Bass worked for Muzak before joining RCA as a staff composer. While with RCA, he recorded a number pre-stereo hi-fi showcase music albums for RCA's budget label, Vik. From Another World is the best known of these  more for its cover than its contents. Its cover features a black-and-white photo of an ecstatic spacewoman (complete with glass bubble helmet) looking at a set of orbital/sine wave designs in front of her. The music is mostly big band-style arrangements whose only "spacey-ness" is a series of electronic outer space tones that introduce and end each cut.

Bass worked as an A&R man for a small label, Jubilee Records, in the late 1950s, and spent much of the 1960s as a producer for Muzak, pumping out covers of thousands of tunes. He also produced and arranged without credit a number of albums for RCA's budget label, Camden. Percussionist Phil Kraus recalls a lightning-fast session with Bass during which they recorded an entire album--10 cuts--of covers of current rock-n-roll hits in under 90 minutes.

 


According to the liner notes Sid got the idea for this record while reading Edgar Allen Poe's "The Bells". Here's "The Bells Are Ringing" as a taster!

He formed Sid Bass & His Orchestra and released several albums, and also conducted and led the orchestra for several other artists on single releases such as The Four Esquires on their "Repeat After Me" in 1958, The Four Seasons on their "Sherry" in 1962 and Staff Sgt. Barry Sadler on his chart topping " Ballad of the Green Berets" in 1966. One highlight of Bass' work was his orchestration of Gale Garnett's 1964 hit album "My Kind Of Folk Songs". Working alongside producer Andy Wiswell, Bass' efforts also yielded Gale's top 5 hit "We'll Sing In The Sunshine" (which she also wrote) that same year.
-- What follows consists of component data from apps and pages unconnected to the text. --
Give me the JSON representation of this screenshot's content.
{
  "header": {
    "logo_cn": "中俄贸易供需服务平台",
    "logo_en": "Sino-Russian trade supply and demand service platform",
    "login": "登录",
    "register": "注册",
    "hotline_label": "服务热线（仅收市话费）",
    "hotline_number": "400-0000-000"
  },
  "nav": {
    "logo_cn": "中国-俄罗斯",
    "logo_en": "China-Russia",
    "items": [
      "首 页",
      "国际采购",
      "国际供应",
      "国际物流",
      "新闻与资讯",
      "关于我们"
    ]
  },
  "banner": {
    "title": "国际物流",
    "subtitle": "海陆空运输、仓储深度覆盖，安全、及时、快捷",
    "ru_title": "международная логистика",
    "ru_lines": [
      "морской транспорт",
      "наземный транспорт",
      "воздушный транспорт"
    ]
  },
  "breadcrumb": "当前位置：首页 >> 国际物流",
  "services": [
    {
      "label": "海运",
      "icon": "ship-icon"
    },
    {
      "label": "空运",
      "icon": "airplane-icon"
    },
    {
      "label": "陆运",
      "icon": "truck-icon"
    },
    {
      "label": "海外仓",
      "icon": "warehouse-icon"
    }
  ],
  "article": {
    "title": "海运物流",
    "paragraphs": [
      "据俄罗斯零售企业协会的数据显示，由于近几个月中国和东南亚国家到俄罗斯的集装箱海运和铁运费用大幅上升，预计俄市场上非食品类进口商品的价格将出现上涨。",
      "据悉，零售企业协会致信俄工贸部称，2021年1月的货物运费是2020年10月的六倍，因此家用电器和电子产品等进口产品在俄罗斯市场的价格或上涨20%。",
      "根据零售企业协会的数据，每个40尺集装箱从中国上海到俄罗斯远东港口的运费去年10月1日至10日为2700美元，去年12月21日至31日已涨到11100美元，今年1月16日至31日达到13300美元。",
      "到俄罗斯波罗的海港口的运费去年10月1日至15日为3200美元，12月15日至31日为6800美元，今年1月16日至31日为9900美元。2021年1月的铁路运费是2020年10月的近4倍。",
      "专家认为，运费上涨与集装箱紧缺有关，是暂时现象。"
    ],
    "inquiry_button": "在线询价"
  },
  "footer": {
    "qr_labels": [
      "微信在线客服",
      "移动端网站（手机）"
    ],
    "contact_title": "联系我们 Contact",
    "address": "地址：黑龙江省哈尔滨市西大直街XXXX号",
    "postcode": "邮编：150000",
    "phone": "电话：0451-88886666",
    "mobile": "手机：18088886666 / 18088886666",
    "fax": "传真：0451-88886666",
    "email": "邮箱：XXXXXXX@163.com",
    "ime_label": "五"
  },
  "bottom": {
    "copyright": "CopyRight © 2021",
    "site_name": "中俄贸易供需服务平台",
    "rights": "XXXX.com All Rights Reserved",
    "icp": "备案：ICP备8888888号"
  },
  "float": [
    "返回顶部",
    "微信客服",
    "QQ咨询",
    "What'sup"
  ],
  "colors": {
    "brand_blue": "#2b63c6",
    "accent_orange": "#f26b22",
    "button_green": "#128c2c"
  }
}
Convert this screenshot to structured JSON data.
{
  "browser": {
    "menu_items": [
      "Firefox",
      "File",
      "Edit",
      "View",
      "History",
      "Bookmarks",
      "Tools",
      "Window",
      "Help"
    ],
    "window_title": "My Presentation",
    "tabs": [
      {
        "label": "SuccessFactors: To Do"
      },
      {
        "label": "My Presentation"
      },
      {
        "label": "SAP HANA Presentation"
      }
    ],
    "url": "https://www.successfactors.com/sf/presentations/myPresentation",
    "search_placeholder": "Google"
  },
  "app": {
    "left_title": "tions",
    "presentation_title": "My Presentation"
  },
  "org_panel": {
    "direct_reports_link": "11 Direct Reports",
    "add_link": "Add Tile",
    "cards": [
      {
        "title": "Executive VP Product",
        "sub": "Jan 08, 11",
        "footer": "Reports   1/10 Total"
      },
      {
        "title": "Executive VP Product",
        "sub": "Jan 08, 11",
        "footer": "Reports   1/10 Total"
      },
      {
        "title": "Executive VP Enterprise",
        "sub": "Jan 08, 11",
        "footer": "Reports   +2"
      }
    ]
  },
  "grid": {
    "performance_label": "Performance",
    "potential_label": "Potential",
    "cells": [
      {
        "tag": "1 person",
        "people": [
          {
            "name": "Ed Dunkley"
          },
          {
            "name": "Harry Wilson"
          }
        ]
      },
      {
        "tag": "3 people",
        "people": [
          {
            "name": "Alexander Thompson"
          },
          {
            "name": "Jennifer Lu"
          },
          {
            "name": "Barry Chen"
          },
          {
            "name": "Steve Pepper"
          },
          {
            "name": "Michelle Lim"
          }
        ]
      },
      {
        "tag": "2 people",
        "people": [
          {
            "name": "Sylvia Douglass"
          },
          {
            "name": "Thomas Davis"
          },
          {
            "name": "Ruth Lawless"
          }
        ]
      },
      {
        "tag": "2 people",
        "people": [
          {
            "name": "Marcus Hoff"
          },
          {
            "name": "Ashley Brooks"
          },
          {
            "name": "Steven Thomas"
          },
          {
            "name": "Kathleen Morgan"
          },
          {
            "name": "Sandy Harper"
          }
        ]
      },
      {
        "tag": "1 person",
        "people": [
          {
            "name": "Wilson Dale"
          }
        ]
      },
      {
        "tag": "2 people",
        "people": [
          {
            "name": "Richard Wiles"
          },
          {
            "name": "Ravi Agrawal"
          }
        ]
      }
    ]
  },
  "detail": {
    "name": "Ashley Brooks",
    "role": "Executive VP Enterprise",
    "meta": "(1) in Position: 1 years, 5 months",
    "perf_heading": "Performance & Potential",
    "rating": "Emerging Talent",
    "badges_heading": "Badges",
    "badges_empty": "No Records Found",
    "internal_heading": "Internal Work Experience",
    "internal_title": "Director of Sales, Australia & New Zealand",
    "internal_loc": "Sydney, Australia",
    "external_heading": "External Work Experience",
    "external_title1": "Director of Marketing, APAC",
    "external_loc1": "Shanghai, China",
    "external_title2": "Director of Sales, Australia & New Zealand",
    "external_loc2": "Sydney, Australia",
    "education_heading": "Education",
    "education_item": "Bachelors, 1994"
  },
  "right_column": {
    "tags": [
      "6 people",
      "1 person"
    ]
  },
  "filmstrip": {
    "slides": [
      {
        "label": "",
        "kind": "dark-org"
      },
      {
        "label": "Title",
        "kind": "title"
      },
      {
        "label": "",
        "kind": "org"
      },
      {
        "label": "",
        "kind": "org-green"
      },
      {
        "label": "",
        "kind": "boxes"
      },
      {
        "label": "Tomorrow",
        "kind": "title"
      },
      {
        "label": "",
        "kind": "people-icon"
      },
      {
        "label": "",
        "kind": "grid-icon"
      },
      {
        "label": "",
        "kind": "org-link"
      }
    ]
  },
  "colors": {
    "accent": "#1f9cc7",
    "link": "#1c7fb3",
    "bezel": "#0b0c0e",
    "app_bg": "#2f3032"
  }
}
Other artists he is known to have recorded albums with are Ed Ames, Paul Anka, Harry Belafonte, Connie Francis, Al Hirt , Miriam Makeba, and Frankie Valli among others, as well as the DVD Treasury of Christmas by Thomas Kinkade. 

Bass popped (credited) again late in the sixties with Moog Espana, adapting a full palette of electronic sounds to Latin standards, much as Marty Gold adapted it to Beatles tunes.
Sid Bass died June 19, 1993 at Puney, Vermont , aged 80.

 (All I could muster was a grainy photo of Sid taken from  LP liner notes.  Sparce info edited from Wikipedia,liner notes, etc.)